**Exercise instructions**: Exact reproduction of the data is required, with images excluded.
###
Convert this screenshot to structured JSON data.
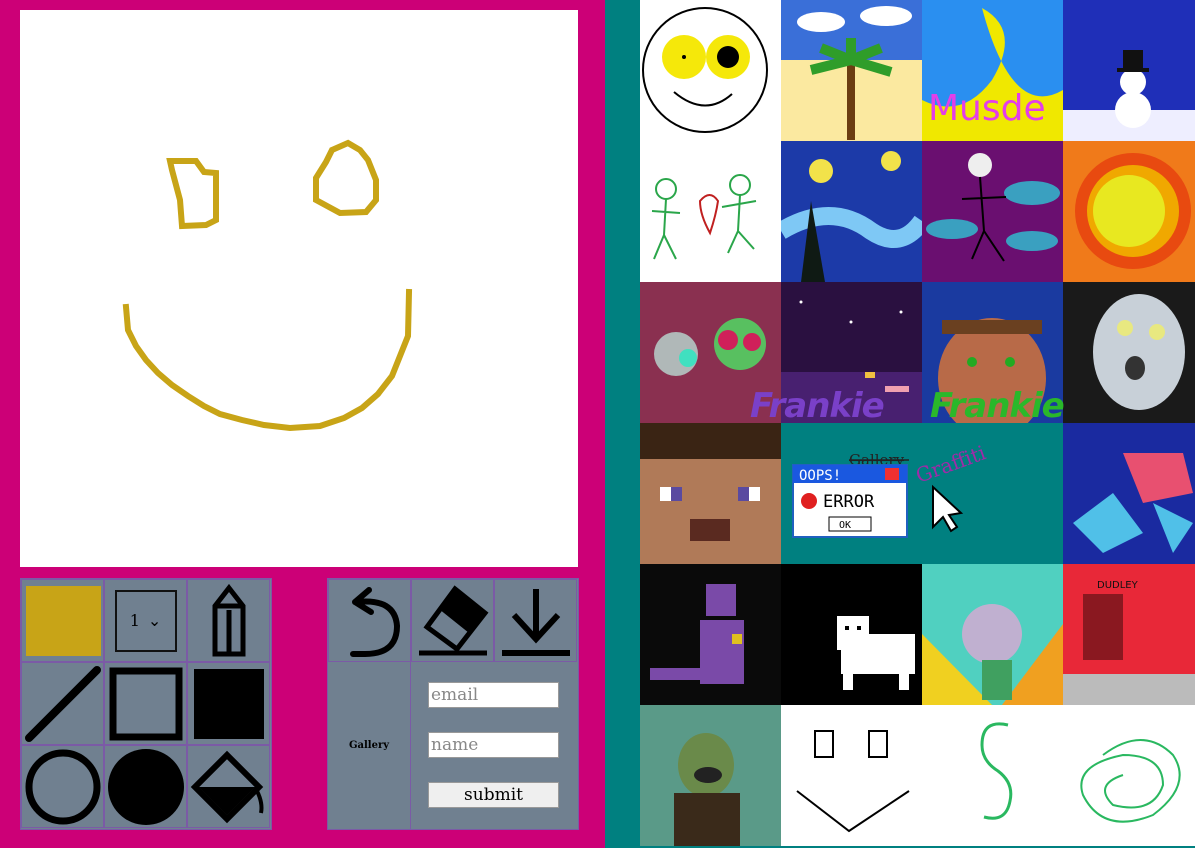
{
  "drawing": {
    "stroke_color": "#c8a417"
  },
  "toolbar": {
    "color_swatch": "#c8a417",
    "brush_size_value": "1",
    "brush_size_arrow": "⌄",
    "tools": [
      "pencil-tool",
      "line-tool",
      "rectangle-tool",
      "filled-rectangle-tool",
      "circle-tool",
      "filled-circle-tool",
      "fill-bucket-tool",
      "undo-tool",
      "eraser-tool",
      "download-tool"
    ]
  },
  "form": {
    "gallery_label": "Gallery",
    "email_placeholder": "email",
    "name_placeholder": "name",
    "submit_label": "submit"
  },
  "gallery": {
    "overlay_gallery_text": "Gallery",
    "overlay_graffiti_text": "Graffiti",
    "oops_title": "OOPS!",
    "oops_error": "ERROR",
    "oops_ok": "OK",
    "tile_musde_text": "Musde",
    "tile_dudley_text": "DUDLEY",
    "frankie_1": "Frankie",
    "frankie_2": "Frankie"
  }
}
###
**Answer section**:
Convert this screenshot to structured JSON data.
{
  "drawing": {
    "stroke_color": "#c8a417"
  },
  "toolbar": {
    "color_swatch": "#c8a417",
    "brush_size_value": "1",
    "brush_size_arrow": "⌄",
    "tools": [
      "pencil-tool",
      "line-tool",
      "rectangle-tool",
      "filled-rectangle-tool",
      "circle-tool",
      "filled-circle-tool",
      "fill-bucket-tool",
      "undo-tool",
      "eraser-tool",
      "download-tool"
    ]
  },
  "form": {
    "gallery_label": "Gallery",
    "email_placeholder": "email",
    "name_placeholder": "name",
    "submit_label": "submit"
  },
  "gallery": {
    "overlay_gallery_text": "Gallery",
    "overlay_graffiti_text": "Graffiti",
    "oops_title": "OOPS!",
    "oops_error": "ERROR",
    "oops_ok": "OK",
    "tile_musde_text": "Musde",
    "tile_dudley_text": "DUDLEY",
    "frankie_1": "Frankie",
    "frankie_2": "Frankie"
  }
}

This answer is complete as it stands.